◆ **Instructions for the task**
Your answer should be a faithful copy of the entire listing.

Segment Start: Material shown

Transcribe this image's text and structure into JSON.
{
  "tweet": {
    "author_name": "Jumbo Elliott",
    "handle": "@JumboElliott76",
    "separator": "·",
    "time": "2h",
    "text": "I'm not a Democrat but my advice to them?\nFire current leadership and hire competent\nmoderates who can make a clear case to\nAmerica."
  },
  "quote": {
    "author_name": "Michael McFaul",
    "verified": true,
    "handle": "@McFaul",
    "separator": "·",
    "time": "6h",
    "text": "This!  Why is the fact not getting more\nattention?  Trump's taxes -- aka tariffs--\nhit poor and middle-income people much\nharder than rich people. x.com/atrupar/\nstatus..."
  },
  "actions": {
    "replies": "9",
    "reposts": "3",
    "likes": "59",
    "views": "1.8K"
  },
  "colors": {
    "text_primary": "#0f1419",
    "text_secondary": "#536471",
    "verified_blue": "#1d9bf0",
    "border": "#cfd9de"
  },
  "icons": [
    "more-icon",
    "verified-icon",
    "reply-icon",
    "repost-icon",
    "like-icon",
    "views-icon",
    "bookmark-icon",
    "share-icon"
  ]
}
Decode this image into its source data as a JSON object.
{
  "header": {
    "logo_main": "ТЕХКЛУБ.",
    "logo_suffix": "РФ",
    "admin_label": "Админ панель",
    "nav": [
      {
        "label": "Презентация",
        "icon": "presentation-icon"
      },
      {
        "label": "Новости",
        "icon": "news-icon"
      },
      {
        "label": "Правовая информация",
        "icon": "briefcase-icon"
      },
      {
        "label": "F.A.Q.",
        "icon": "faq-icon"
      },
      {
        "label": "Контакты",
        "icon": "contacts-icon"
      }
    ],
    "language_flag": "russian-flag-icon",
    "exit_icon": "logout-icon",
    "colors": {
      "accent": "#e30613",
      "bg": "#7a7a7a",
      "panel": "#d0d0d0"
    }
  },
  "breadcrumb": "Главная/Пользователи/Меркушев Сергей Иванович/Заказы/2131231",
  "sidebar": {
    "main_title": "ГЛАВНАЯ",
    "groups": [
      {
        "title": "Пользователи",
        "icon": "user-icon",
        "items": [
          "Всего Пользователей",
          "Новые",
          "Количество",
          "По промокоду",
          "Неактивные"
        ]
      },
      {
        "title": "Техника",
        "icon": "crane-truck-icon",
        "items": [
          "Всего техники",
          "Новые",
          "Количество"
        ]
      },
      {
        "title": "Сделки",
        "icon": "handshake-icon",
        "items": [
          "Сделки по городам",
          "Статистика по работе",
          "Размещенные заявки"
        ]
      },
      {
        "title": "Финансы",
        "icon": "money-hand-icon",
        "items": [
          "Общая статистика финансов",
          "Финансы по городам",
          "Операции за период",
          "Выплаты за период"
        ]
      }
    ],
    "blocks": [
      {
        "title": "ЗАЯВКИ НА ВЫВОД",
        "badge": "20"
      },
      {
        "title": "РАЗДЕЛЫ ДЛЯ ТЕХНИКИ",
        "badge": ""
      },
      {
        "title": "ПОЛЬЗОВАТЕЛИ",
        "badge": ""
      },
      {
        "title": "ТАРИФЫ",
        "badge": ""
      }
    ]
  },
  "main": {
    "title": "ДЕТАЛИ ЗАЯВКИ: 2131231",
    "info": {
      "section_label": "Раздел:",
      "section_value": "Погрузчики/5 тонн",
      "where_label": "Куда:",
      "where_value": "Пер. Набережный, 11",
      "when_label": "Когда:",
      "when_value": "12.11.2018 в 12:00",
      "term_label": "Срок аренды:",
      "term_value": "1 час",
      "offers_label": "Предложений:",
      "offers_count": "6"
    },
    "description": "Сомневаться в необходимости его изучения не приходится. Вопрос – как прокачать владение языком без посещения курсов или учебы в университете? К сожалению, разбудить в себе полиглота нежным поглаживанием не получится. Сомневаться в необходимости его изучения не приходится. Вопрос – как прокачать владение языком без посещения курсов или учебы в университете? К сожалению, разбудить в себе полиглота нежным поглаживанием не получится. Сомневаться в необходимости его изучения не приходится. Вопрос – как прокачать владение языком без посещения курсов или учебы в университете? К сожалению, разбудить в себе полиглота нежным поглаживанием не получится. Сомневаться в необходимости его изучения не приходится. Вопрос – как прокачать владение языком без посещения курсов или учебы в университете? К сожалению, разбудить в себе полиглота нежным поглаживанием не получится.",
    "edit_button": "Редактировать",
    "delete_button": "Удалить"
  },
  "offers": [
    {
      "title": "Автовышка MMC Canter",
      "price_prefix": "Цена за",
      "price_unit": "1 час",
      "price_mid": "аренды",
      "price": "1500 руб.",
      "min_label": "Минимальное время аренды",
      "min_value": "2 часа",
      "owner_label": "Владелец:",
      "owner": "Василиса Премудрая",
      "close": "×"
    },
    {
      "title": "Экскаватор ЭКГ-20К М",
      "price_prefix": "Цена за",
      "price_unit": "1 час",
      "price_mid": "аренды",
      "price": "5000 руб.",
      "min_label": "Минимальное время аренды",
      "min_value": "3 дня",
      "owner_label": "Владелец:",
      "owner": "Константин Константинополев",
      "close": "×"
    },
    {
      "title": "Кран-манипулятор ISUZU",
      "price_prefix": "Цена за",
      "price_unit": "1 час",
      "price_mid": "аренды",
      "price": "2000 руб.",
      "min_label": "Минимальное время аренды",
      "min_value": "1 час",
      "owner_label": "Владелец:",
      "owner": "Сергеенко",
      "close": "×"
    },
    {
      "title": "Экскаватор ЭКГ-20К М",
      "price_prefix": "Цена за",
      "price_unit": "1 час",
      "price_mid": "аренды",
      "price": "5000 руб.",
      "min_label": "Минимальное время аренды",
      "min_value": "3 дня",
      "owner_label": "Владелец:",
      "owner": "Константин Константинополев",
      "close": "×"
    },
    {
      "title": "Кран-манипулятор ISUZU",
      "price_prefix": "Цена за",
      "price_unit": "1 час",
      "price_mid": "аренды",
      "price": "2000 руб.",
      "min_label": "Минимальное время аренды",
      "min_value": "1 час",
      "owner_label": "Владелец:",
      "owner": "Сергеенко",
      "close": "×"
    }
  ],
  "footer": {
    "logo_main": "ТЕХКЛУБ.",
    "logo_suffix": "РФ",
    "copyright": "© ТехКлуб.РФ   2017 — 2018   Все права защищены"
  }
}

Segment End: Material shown

◆ **Task solution**
Transcribe this image's text and structure into JSON.
{
  "tweet": {
    "author_name": "Jumbo Elliott",
    "handle": "@JumboElliott76",
    "separator": "·",
    "time": "2h",
    "text": "I'm not a Democrat but my advice to them?\nFire current leadership and hire competent\nmoderates who can make a clear case to\nAmerica."
  },
  "quote": {
    "author_name": "Michael McFaul",
    "verified": true,
    "handle": "@McFaul",
    "separator": "·",
    "time": "6h",
    "text": "This!  Why is the fact not getting more\nattention?  Trump's taxes -- aka tariffs--\nhit poor and middle-income people much\nharder than rich people. x.com/atrupar/\nstatus..."
  },
  "actions": {
    "replies": "9",
    "reposts": "3",
    "likes": "59",
    "views": "1.8K"
  },
  "colors": {
    "text_primary": "#0f1419",
    "text_secondary": "#536471",
    "verified_blue": "#1d9bf0",
    "border": "#cfd9de"
  },
  "icons": [
    "more-icon",
    "verified-icon",
    "reply-icon",
    "repost-icon",
    "like-icon",
    "views-icon",
    "bookmark-icon",
    "share-icon"
  ]
}
Decode this image into its source data as a JSON object.
{
  "header": {
    "logo_main": "ТЕХКЛУБ.",
    "logo_suffix": "РФ",
    "admin_label": "Админ панель",
    "nav": [
      {
        "label": "Презентация",
        "icon": "presentation-icon"
      },
      {
        "label": "Новости",
        "icon": "news-icon"
      },
      {
        "label": "Правовая информация",
        "icon": "briefcase-icon"
      },
      {
        "label": "F.A.Q.",
        "icon": "faq-icon"
      },
      {
        "label": "Контакты",
        "icon": "contacts-icon"
      }
    ],
    "language_flag": "russian-flag-icon",
    "exit_icon": "logout-icon",
    "colors": {
      "accent": "#e30613",
      "bg": "#7a7a7a",
      "panel": "#d0d0d0"
    }
  },
  "breadcrumb": "Главная/Пользователи/Меркушев Сергей Иванович/Заказы/2131231",
  "sidebar": {
    "main_title": "ГЛАВНАЯ",
    "groups": [
      {
        "title": "Пользователи",
        "icon": "user-icon",
        "items": [
          "Всего Пользователей",
          "Новые",
          "Количество",
          "По промокоду",
          "Неактивные"
        ]
      },
      {
        "title": "Техника",
        "icon": "crane-truck-icon",
        "items": [
          "Всего техники",
          "Новые",
          "Количество"
        ]
      },
      {
        "title": "Сделки",
        "icon": "handshake-icon",
        "items": [
          "Сделки по городам",
          "Статистика по работе",
          "Размещенные заявки"
        ]
      },
      {
        "title": "Финансы",
        "icon": "money-hand-icon",
        "items": [
          "Общая статистика финансов",
          "Финансы по городам",
          "Операции за период",
          "Выплаты за период"
        ]
      }
    ],
    "blocks": [
      {
        "title": "ЗАЯВКИ НА ВЫВОД",
        "badge": "20"
      },
      {
        "title": "РАЗДЕЛЫ ДЛЯ ТЕХНИКИ",
        "badge": ""
      },
      {
        "title": "ПОЛЬЗОВАТЕЛИ",
        "badge": ""
      },
      {
        "title": "ТАРИФЫ",
        "badge": ""
      }
    ]
  },
  "main": {
    "title": "ДЕТАЛИ ЗАЯВКИ: 2131231",
    "info": {
      "section_label": "Раздел:",
      "section_value": "Погрузчики/5 тонн",
      "where_label": "Куда:",
      "where_value": "Пер. Набережный, 11",
      "when_label": "Когда:",
      "when_value": "12.11.2018 в 12:00",
      "term_label": "Срок аренды:",
      "term_value": "1 час",
      "offers_label": "Предложений:",
      "offers_count": "6"
    },
    "description": "Сомневаться в необходимости его изучения не приходится. Вопрос – как прокачать владение языком без посещения курсов или учебы в университете? К сожалению, разбудить в себе полиглота нежным поглаживанием не получится. Сомневаться в необходимости его изучения не приходится. Вопрос – как прокачать владение языком без посещения курсов или учебы в университете? К сожалению, разбудить в себе полиглота нежным поглаживанием не получится. Сомневаться в необходимости его изучения не приходится. Вопрос – как прокачать владение языком без посещения курсов или учебы в университете? К сожалению, разбудить в себе полиглота нежным поглаживанием не получится. Сомневаться в необходимости его изучения не приходится. Вопрос – как прокачать владение языком без посещения курсов или учебы в университете? К сожалению, разбудить в себе полиглота нежным поглаживанием не получится.",
    "edit_button": "Редактировать",
    "delete_button": "Удалить"
  },
  "offers": [
    {
      "title": "Автовышка MMC Canter",
      "price_prefix": "Цена за",
      "price_unit": "1 час",
      "price_mid": "аренды",
      "price": "1500 руб.",
      "min_label": "Минимальное время аренды",
      "min_value": "2 часа",
      "owner_label": "Владелец:",
      "owner": "Василиса Премудрая",
      "close": "×"
    },
    {
      "title": "Экскаватор ЭКГ-20К М",
      "price_prefix": "Цена за",
      "price_unit": "1 час",
      "price_mid": "аренды",
      "price": "5000 руб.",
      "min_label": "Минимальное время аренды",
      "min_value": "3 дня",
      "owner_label": "Владелец:",
      "owner": "Константин Константинополев",
      "close": "×"
    },
    {
      "title": "Кран-манипулятор ISUZU",
      "price_prefix": "Цена за",
      "price_unit": "1 час",
      "price_mid": "аренды",
      "price": "2000 руб.",
      "min_label": "Минимальное время аренды",
      "min_value": "1 час",
      "owner_label": "Владелец:",
      "owner": "Сергеенко",
      "close": "×"
    },
    {
      "title": "Экскаватор ЭКГ-20К М",
      "price_prefix": "Цена за",
      "price_unit": "1 час",
      "price_mid": "аренды",
      "price": "5000 руб.",
      "min_label": "Минимальное время аренды",
      "min_value": "3 дня",
      "owner_label": "Владелец:",
      "owner": "Константин Константинополев",
      "close": "×"
    },
    {
      "title": "Кран-манипулятор ISUZU",
      "price_prefix": "Цена за",
      "price_unit": "1 час",
      "price_mid": "аренды",
      "price": "2000 руб.",
      "min_label": "Минимальное время аренды",
      "min_value": "1 час",
      "owner_label": "Владелец:",
      "owner": "Сергеенко",
      "close": "×"
    }
  ],
  "footer": {
    "logo_main": "ТЕХКЛУБ.",
    "logo_suffix": "РФ",
    "copyright": "© ТехКлуб.РФ   2017 — 2018   Все права защищены"
  }
}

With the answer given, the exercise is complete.